Advertisement

Initial-value problems: multi-step methods

  • L. Fox
  • D. F. Mayers

Abstract

The one-step finite-difference methods of the previous chapter, with the possible exception of the trapezoidal rule method, are basically rather too uneconomic for general use. Their local truncation error is of rather low order, with the result that to achieve good accuracy we need to use either: (a) a rather small step-by-step interval, involving many steps to cover a specified range; or (b) one of our correcting devices which involve some additional computation and more computer programming. The special one-step methods of the previous chapter, the Taylor series method and the explicit Runge-Kutta methods, do not share these disadvantages, but they involve extra computer storage, the Taylor series method involves a possibly large amount of non-automatic differentiation, and with the Runge—Kutta methods we have to compute possibly rather complicated expressions several times in each step. Moreover, both these methods have rather poor partial stability properties.

Preview

Unable to display preview. Download preview PDF.

Unable to display preview. Download preview PDF.

References
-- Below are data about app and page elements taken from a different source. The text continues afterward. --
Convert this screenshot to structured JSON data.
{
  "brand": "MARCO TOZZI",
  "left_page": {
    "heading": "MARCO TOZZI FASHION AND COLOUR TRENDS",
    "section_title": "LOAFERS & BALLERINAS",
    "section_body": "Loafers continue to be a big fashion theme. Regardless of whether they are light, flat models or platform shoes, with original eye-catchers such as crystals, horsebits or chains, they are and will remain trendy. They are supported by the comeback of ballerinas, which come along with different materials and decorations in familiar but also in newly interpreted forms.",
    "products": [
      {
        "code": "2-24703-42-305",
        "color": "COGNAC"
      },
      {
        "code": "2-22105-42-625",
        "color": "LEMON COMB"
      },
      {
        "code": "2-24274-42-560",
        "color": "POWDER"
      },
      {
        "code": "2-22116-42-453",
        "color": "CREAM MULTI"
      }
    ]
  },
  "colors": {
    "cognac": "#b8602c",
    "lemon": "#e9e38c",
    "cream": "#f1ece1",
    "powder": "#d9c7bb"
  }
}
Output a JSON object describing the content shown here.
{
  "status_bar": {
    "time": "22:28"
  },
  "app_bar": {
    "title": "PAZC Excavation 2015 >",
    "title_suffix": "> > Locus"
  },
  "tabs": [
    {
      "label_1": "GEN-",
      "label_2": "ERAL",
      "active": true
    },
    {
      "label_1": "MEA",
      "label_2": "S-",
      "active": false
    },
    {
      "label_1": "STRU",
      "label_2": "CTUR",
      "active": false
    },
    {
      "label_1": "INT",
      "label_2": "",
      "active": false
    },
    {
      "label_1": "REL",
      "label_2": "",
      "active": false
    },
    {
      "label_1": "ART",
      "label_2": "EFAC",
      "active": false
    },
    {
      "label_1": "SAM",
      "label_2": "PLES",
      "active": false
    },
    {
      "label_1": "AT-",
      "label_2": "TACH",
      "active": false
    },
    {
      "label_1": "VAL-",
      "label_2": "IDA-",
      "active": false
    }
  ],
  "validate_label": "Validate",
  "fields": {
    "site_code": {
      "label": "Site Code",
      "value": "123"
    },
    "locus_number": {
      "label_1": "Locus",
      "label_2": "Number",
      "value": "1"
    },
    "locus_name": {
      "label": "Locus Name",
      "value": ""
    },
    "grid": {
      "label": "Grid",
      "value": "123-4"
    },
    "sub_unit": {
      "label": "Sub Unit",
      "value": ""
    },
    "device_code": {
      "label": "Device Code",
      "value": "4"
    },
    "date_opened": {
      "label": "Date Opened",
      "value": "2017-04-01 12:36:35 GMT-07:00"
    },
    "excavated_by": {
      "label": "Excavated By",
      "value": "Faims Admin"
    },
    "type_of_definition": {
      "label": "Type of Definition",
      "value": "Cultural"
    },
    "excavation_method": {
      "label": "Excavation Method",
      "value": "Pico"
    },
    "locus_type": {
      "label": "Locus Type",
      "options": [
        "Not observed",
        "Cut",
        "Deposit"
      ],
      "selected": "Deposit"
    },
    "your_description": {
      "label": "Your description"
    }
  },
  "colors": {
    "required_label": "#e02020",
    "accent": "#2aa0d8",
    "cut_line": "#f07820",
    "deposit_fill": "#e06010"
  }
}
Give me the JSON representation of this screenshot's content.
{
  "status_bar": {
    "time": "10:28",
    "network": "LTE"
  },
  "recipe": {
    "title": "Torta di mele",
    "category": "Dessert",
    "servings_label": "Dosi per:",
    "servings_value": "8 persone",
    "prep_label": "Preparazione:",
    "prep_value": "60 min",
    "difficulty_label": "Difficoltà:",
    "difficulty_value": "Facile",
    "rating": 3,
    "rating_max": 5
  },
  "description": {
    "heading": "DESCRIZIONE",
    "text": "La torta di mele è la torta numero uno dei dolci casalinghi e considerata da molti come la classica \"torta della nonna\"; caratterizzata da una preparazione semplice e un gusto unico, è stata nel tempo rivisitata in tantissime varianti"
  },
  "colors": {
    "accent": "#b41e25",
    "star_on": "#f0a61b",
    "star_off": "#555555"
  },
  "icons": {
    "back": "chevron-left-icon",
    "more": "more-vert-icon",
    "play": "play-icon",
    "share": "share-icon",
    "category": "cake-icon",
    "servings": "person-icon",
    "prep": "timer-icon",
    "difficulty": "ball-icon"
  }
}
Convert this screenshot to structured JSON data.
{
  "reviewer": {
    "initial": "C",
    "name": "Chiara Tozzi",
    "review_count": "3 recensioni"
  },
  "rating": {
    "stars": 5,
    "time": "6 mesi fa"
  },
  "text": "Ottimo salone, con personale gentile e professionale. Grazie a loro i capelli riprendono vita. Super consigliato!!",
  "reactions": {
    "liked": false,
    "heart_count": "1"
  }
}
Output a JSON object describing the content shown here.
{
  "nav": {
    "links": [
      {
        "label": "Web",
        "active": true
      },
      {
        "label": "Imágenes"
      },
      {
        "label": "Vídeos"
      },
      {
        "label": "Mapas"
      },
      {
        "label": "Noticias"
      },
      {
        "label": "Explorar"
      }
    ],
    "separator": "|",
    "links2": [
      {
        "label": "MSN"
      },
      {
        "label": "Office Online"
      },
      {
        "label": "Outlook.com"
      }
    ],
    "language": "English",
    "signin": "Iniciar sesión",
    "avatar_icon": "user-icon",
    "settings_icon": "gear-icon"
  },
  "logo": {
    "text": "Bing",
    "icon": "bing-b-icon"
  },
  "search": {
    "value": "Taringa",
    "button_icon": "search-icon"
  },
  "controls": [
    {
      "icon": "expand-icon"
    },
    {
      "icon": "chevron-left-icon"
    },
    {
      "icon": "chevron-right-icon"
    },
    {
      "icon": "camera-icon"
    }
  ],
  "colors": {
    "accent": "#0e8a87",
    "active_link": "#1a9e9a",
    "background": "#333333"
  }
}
  1. [11]
    J.D. Lambert (1973), Computational Methods in Ordinary Differential Equations, WileyGoogle Scholar
  2. [12]
    C.W. Gear (1971), Numerical Initial-value Problems in Ordinary Differential Equations, Prentice-Hall.Google Scholar
  3. [13]
    L.F. Shampine and M.K. Gordon (1975), Computer Solution of Ordinary Differential Equations: The Initial-value Problem, Freeman.Google Scholar
  4. [14]
    G. Hall and J.M. Watt (Eds.) (1976), Modern Numerical Methods for Ordinary Differential Equations (proceedings of Liverpool-Manchester Summer School), Clarendon Press, OxfordGoogle Scholar
  5. [15]
    I. Gladwell and D. Sayers (Eds.) (1980), Computational Techniques for Ordinary Differential Equations (proceedings of an I.M.A. Symposium), Academic Press.Google Scholar
  6. [16]
    A.R. Curtis (1980), The FACSIMILE numerical integrator for stiff initial- value problems.Google Scholar
  7. [17]
    D. Barton, J.M. Willers and R.V.M. Zahar (1972), Taylor series method for ordinary differential equations (in Mathematical Software, Ed. J.R. Rice), Academic Press.Google Scholar
  8. [18]
    D. Barton (1980), On Taylor series and stiff systems. TOMS, 6, 280–294.CrossRefGoogle Scholar
  9. [19]
    G. Corliss and Y.F. Chang (1982) Solving ordinary differential equations using Taylor series. TOMS, 8, 114–144.Google Scholar
  10. [20]
    J.R. Cash (1983), Block Runge-Kutta methods for the numerical integration of initial-value problems in ordinary differential equations. I The non-stiff case. Math. Comp ., 40, 175–191.Google Scholar
  11. [21]
    J.R. Cash (1983), Block Runge-Kutta methods for the numerical integration of initial-value problems in order differential equations. II The stiff case. Math. Comp ., 40, 193–206.Google Scholar
  12. [22]
    J.C. Butcher, K. Burrage and F.H. Chipman (1979), STRIDE: Stable Runge-Kutta integration for differential equations. Report Series No. 150 (Computational Mathematics No. 20), Dept. of Mathematics, University of Auckland.Google Scholar
  13. [23]
    L. Fox and E.T. Goodwin (1949), Some new methods for the numerical integration of ordinary differential equations. Proc. Camb. Phil Soc ., 45, 373–388.CrossRefGoogle Scholar
  14. [24]
    R.K. Jain, N.S. Kambo and R. Goel (1984), A sixth-order P-stable symmetric multi-step method for periodic initial-value problems of second- order differential equations. I.M.A.J. Num. Anal., 4, 117–125.Google Scholar
  15. [25]
    L. Fox, D.F. Mayers, J.R. Ockendon and A.B. Taylor (1971), On a functional differential equation. J. Inst. Maths. Applies., 8, 271–307.CrossRefGoogle Scholar
  16. [26]
    C.W. Cryer (1972), Numerical methods for functional differential equations, pp. 97–102 of Delay and Functional Differential Equations and Their Applications. (Ed. K. Schmitt), Academic Press.Google Scholar
  17. [27]
    E. Hansen (Ed.) (1969), Topics in Interval Analysis, Clarendon Press, Oxford.Google Scholar
  18. [28]
    Kruckeberg (1969), Ordinary differential equations (from reference [27]).Google Scholar
  19. [29]
    K.L.E. Nickel (1980),Interval Mathematics. Academic Press.Google Scholar

Copyright information

© Fox and Mayers 1987

Authors and Affiliations

  • L. Fox
    • 1
  • D. F. Mayers
    • 1
  1. 1.Oxford UniversityUK

Personalised recommendations